Look no further for your special day's "something blue" than your very own wedding colors. With a shade for every season, blue is a timeless and versatile member of the rainbow. If you are stumped on which colors to pair with this cool hue, some basic color theory can walk you down the aisle. Here are Walker Edison's suggestions for blue wedding color combos.
Monochrome: blue, bluer, bluest
To create a monochrome palette, various shades and tints of the same blue hue are used to create one cohesive group. This type of combination is polished, mature, and subtly intriguing. A good rule of thumb is to choose three versions of one blue—a dark shade, a mid-tone, and a light tint—to convey an intentionally monochrome look without overwhelming your surroundings. The darkest and lightest colors contrast satisfyingly while the mid-tone ties them all together.
Contrasting Complementary: indigo and blush, dusty blue and rust orange
Complementary colors are found on opposite sides of the color wheel, and they contrast when they are opposite tints or shades. Blue's complement is orange. Instead of pairing them as pure hues, which can compete or look elementary, make one color lighter and the other darker to create some elegant contrast. Contrasting complementary wedding palettes are very versatile, timeless, and look beautiful during all seasons.
Same-Shade Complements: navy and burgundy, peach and baby blue

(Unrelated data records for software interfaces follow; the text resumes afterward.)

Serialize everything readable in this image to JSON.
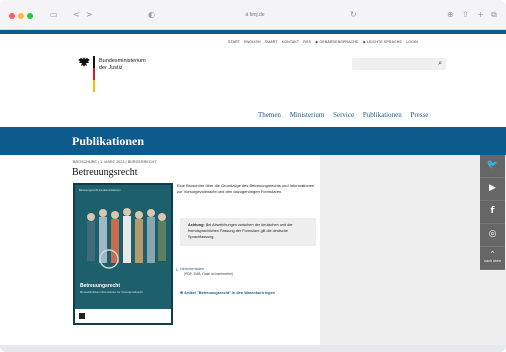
{
  "browser": {
    "url": "ä bmj.de",
    "back_symbol": "<",
    "forward_symbol": ">",
    "sidebar_symbol": "▭",
    "shield_symbol": "◐",
    "reload_symbol": "↻",
    "download_symbol": "⊕",
    "share_symbol": "⇧",
    "newtab_symbol": "+",
    "tabs_symbol": "⧉"
  },
  "meta_nav": {
    "items": [
      "START",
      "ENGLISH",
      "SMART",
      "KONTAKT",
      "RSS",
      "◉ GEBÄRDENSPRACHE",
      "◉ LEICHTE SPRACHE",
      "LOGIN"
    ]
  },
  "logo": {
    "line1": "Bundesministerium",
    "line2": "der Justiz"
  },
  "search": {
    "placeholder": "",
    "icon": "search-icon"
  },
  "main_nav": {
    "items": [
      "Themen",
      "Ministerium",
      "Service",
      "Publikationen",
      "Presse"
    ]
  },
  "band": {
    "title": "Publikationen"
  },
  "publication": {
    "breadcrumb": "BROSCHÜRE | 1. MÄRZ 2023 | BÜRGERRECHT",
    "title": "Betreuungsrecht",
    "description": "Eine Broschüre über die Grundzüge des Betreuungsrechts und Informationen zur Vorsorgevollmacht und den dazugehörigen Formularen.",
    "notice_bold": "Achtung:",
    "notice_text": " Bei Abweichungen zwischen der deutschen und der fremdsprachlichen Fassung der Formulare gilt die deutsche Sprachfassung.",
    "download_label": "Herunterladen",
    "download_meta": "(PDF, 2MB, Datei ist barrierefrei)",
    "cart_label": "⊕ Artikel \"Betreuungsrecht\" in den Warenkorb legen",
    "cover": {
      "top_text": "Betreuungsrecht\nbundesministerium",
      "title": "Betreuungsrecht",
      "subtitle": "Mit ausführlichen Informationen zur Vorsorgevollmacht"
    }
  },
  "social": {
    "buttons": [
      {
        "name": "twitter",
        "glyph": "🐦"
      },
      {
        "name": "youtube",
        "glyph": "▶"
      },
      {
        "name": "facebook",
        "glyph": "f"
      },
      {
        "name": "instagram",
        "glyph": "◎"
      }
    ],
    "top_arrow": "⌃",
    "top_label": "nach oben"
  },
  "colors": {
    "accent": "#0d5a8d",
    "flag_black": "#111111",
    "flag_red": "#d21f1f",
    "flag_gold": "#f2c200"
  }
}
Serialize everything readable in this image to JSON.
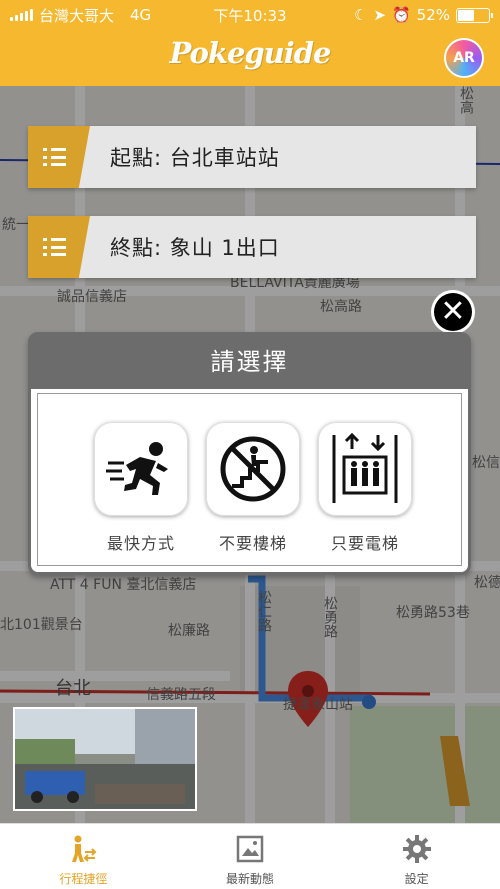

Use complementary colors in similar tints or shades to emphasize your wedding's mood. Dark complementary colors invite a warm, cozy, and luxurious ambiance to your venue. Dark-shade combinations like navy and burgundy are often used during fall and winter weddings to portray the deepening seasons. Light-tint complements are airy, refreshing, and soft. Colors like peach and baby blue are popular during spring and summer for their refreshing buoyancy.
Bright and Saturated: aqua and tangerine
These colors remind us of a tropical destination wedding. Using two vivid complementary hues like aqua and tangerine sets the tone for an energetic, playful, and bright atmosphere. Saturated colors are perfect for summer weddings when the world is at its brightest.
Single Color: cornflower blue, turquoise, peacock blue, or dusty blue
For the couples who want to keep things simple, make a statement by choosing just one of your favorite blues. It can be easy to get overwhelmed with options, so we recommend the following colors for each season: cornflower blue in the spring for a vivid, yet soft display; turquoise in the summer for a bold punch; deep peacock blue in the fall as we shift toward coziness; and pale dusty blue for a breathless winter wonderland wedding.
Analogous Colors: baby blue and sage green, navy blue and lavender
Analogous colors are found next to each other on the color wheel. On either side of blue sit purple and green. These combinations appear more subtle than a complementary set, so they're great for delicately incorporating more color into your wedding palette. A soft baby blue with a sage green is ideal for all those romantics out there. For the passionate, flirty couple, lavender and navy are both playful and elegant.
Neutrality: blue + neutrals
Neutrals will give your wedding more depth without distracting from the main event. They are inherently versatile, and each will convey a different energy. Go for a coastal vibe by pairing light blue with a sandy tan, a silvery winterscape with midnight blue and dove grey, or a cozy autumn look with teal and warm hazelnut brown.
Wild Card: blue and gold
Blue and gold may not follow the traditional rules of what makes a color combo satisfying, but it is striking nonetheless. The shade(s) of blue you use will determine the mood you set. A deeper, more saturated blue looks regal when combined with gold, while a lighter, less saturated tone looks whimsical and heavenly. Plus, metallic finishes have the benefit of adding depth and shine to your big day.
Plus 1: How to build your palette
If you have two or three colors picked out but are stumped on how to top off your combination, one resource is your very own bouquet. Colors you find in the leaves and stems of your florals, like dark green, dusty eucalyptus, or woody browns, create to a lovely palette that ties together your decorations.
Multiple color principles can also be stacked to create a stunning palette. If you already have a blue and a neutral, choose a color that complements and/or contrasts your main blue hue. If you want to balance two or more rich colors, add in some neutrals or contrasting tints to anchor the palette.
Is blue the color of your dream wedding? Show us photos from your big day or vision boards of your future ceremony by tagging Walker Edison on social media.